**Task description**
Report only the number of lines in the following entries where the word "InputManager" occurs.

**Materials provided**
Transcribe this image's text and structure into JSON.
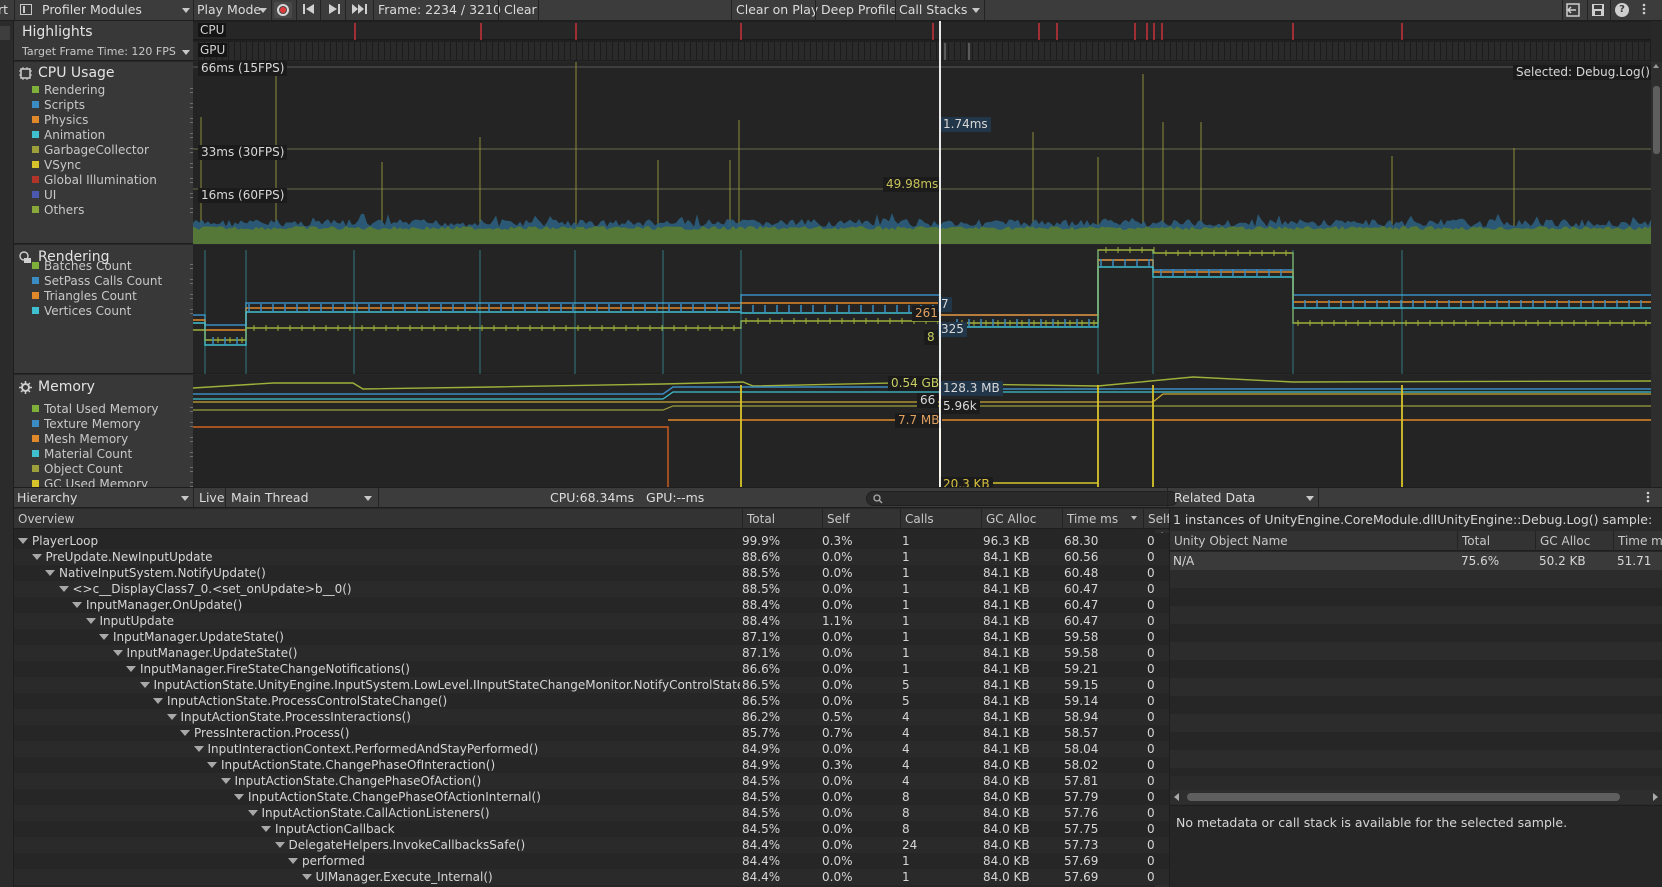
{
  "toolbar": {
    "left_cut": "rt",
    "modules_label": "Profiler Modules",
    "play_mode_label": "Play Mode",
    "frame_label": "Frame: 2234 / 3210",
    "clear_label": "Clear",
    "clear_on_play_label": "Clear on Play",
    "deep_profile_label": "Deep Profile",
    "call_stacks_label": "Call Stacks",
    "help_glyph": "?"
  },
  "highlights": {
    "title": "Highlights",
    "target_frame_time": "Target Frame Time: 120 FPS",
    "cpu_label": "CPU",
    "gpu_label": "GPU"
  },
  "cpu_usage": {
    "title": "CPU Usage",
    "legend": [
      {
        "label": "Rendering",
        "color": "#7fb03a"
      },
      {
        "label": "Scripts",
        "color": "#3a8cc2"
      },
      {
        "label": "Physics",
        "color": "#e0882a"
      },
      {
        "label": "Animation",
        "color": "#3fc0d0"
      },
      {
        "label": "GarbageCollector",
        "color": "#9c9f3a"
      },
      {
        "label": "VSync",
        "color": "#d7c42a"
      },
      {
        "label": "Global Illumination",
        "color": "#b0342a"
      },
      {
        "label": "UI",
        "color": "#4a58b0"
      },
      {
        "label": "Others",
        "color": "#88a83a"
      }
    ],
    "marker_66": "66ms (15FPS)",
    "marker_33": "33ms (30FPS)",
    "marker_16": "16ms (60FPS)",
    "selected_label": "Selected: Debug.Log()",
    "value_selected": "1.74ms",
    "value_total": "49.98ms"
  },
  "rendering": {
    "title": "Rendering",
    "legend": [
      {
        "label": "Batches Count",
        "color": "#7fb03a"
      },
      {
        "label": "SetPass Calls Count",
        "color": "#3a8cc2"
      },
      {
        "label": "Triangles Count",
        "color": "#e0882a"
      },
      {
        "label": "Vertices Count",
        "color": "#3fc0d0"
      }
    ],
    "value_261": "261",
    "value_7": "7",
    "value_325": "325",
    "value_8": "8"
  },
  "memory": {
    "title": "Memory",
    "legend": [
      {
        "label": "Total Used Memory",
        "color": "#7fb03a"
      },
      {
        "label": "Texture Memory",
        "color": "#3a8cc2"
      },
      {
        "label": "Mesh Memory",
        "color": "#e0882a"
      },
      {
        "label": "Material Count",
        "color": "#3fc0d0"
      },
      {
        "label": "Object Count",
        "color": "#9c9f3a"
      },
      {
        "label": "GC Used Memory",
        "color": "#d7c42a"
      }
    ],
    "value_054gb": "0.54 GB",
    "value_1283mb": "128.3 MB",
    "value_66": "66",
    "value_596k": "5.96k",
    "value_77mb": "7.7 MB",
    "value_203kb": "20.3 KB"
  },
  "details_toolbar": {
    "view": "Hierarchy",
    "live": "Live",
    "thread": "Main Thread",
    "timing": "CPU:68.34ms   GPU:--ms",
    "search_placeholder": ""
  },
  "hierarchy": {
    "columns": [
      "Overview",
      "Total",
      "Self",
      "Calls",
      "GC Alloc",
      "Time ms",
      "Self"
    ],
    "rows": [
      {
        "name": "PlayerLoop",
        "total": "99.9%",
        "self": "0.3%",
        "calls": "1",
        "gc": "96.3 KB",
        "time": "68.30",
        "selfms": "0"
      },
      {
        "name": "PreUpdate.NewInputUpdate",
        "total": "88.6%",
        "self": "0.0%",
        "calls": "1",
        "gc": "84.1 KB",
        "time": "60.56",
        "selfms": "0"
      },
      {
        "name": "NativeInputSystem.NotifyUpdate()",
        "total": "88.5%",
        "self": "0.0%",
        "calls": "1",
        "gc": "84.1 KB",
        "time": "60.48",
        "selfms": "0"
      },
      {
        "name": "<>c__DisplayClass7_0.<set_onUpdate>b__0()",
        "total": "88.5%",
        "self": "0.0%",
        "calls": "1",
        "gc": "84.1 KB",
        "time": "60.47",
        "selfms": "0"
      },
      {
        "name": "InputManager.OnUpdate()",
        "total": "88.4%",
        "self": "0.0%",
        "calls": "1",
        "gc": "84.1 KB",
        "time": "60.47",
        "selfms": "0"
      },
      {
        "name": "InputUpdate",
        "total": "88.4%",
        "self": "1.1%",
        "calls": "1",
        "gc": "84.1 KB",
        "time": "60.47",
        "selfms": "0"
      },
      {
        "name": "InputManager.UpdateState()",
        "total": "87.1%",
        "self": "0.0%",
        "calls": "1",
        "gc": "84.1 KB",
        "time": "59.58",
        "selfms": "0"
      },
      {
        "name": "InputManager.UpdateState()",
        "total": "87.1%",
        "self": "0.0%",
        "calls": "1",
        "gc": "84.1 KB",
        "time": "59.58",
        "selfms": "0"
      },
      {
        "name": "InputManager.FireStateChangeNotifications()",
        "total": "86.6%",
        "self": "0.0%",
        "calls": "1",
        "gc": "84.1 KB",
        "time": "59.21",
        "selfms": "0"
      },
      {
        "name": "InputActionState.UnityEngine.InputSystem.LowLevel.IInputStateChangeMonitor.NotifyControlStateChanged",
        "total": "86.5%",
        "self": "0.0%",
        "calls": "5",
        "gc": "84.1 KB",
        "time": "59.15",
        "selfms": "0"
      },
      {
        "name": "InputActionState.ProcessControlStateChange()",
        "total": "86.5%",
        "self": "0.0%",
        "calls": "5",
        "gc": "84.1 KB",
        "time": "59.14",
        "selfms": "0"
      },
      {
        "name": "InputActionState.ProcessInteractions()",
        "total": "86.2%",
        "self": "0.5%",
        "calls": "4",
        "gc": "84.1 KB",
        "time": "58.94",
        "selfms": "0"
      },
      {
        "name": "PressInteraction.Process()",
        "total": "85.7%",
        "self": "0.7%",
        "calls": "4",
        "gc": "84.1 KB",
        "time": "58.57",
        "selfms": "0"
      },
      {
        "name": "InputInteractionContext.PerformedAndStayPerformed()",
        "total": "84.9%",
        "self": "0.0%",
        "calls": "4",
        "gc": "84.1 KB",
        "time": "58.04",
        "selfms": "0"
      },
      {
        "name": "InputActionState.ChangePhaseOfInteraction()",
        "total": "84.9%",
        "self": "0.3%",
        "calls": "4",
        "gc": "84.0 KB",
        "time": "58.02",
        "selfms": "0"
      },
      {
        "name": "InputActionState.ChangePhaseOfAction()",
        "total": "84.5%",
        "self": "0.0%",
        "calls": "4",
        "gc": "84.0 KB",
        "time": "57.81",
        "selfms": "0"
      },
      {
        "name": "InputActionState.ChangePhaseOfActionInternal()",
        "total": "84.5%",
        "self": "0.0%",
        "calls": "8",
        "gc": "84.0 KB",
        "time": "57.79",
        "selfms": "0"
      },
      {
        "name": "InputActionState.CallActionListeners()",
        "total": "84.5%",
        "self": "0.0%",
        "calls": "8",
        "gc": "84.0 KB",
        "time": "57.76",
        "selfms": "0"
      },
      {
        "name": "InputActionCallback",
        "total": "84.5%",
        "self": "0.0%",
        "calls": "8",
        "gc": "84.0 KB",
        "time": "57.75",
        "selfms": "0"
      },
      {
        "name": "DelegateHelpers.InvokeCallbacksSafe()",
        "total": "84.4%",
        "self": "0.0%",
        "calls": "24",
        "gc": "84.0 KB",
        "time": "57.73",
        "selfms": "0"
      },
      {
        "name": "performed",
        "total": "84.4%",
        "self": "0.0%",
        "calls": "1",
        "gc": "84.0 KB",
        "time": "57.69",
        "selfms": "0"
      },
      {
        "name": "UIManager.Execute_Internal()",
        "total": "84.4%",
        "self": "0.0%",
        "calls": "1",
        "gc": "84.0 KB",
        "time": "57.69",
        "selfms": "0"
      }
    ]
  },
  "related": {
    "dropdown": "Related Data",
    "summary": "1 instances of UnityEngine.CoreModule.dllUnityEngine::Debug.Log() sample:",
    "columns": [
      "Unity Object Name",
      "Total",
      "GC Alloc",
      "Time m"
    ],
    "rows": [
      {
        "name": "N/A",
        "total": "75.6%",
        "gc": "50.2 KB",
        "time": "51.71"
      }
    ],
    "no_metadata": "No metadata or call stack is available for the selected sample."
  }
}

**Output**
4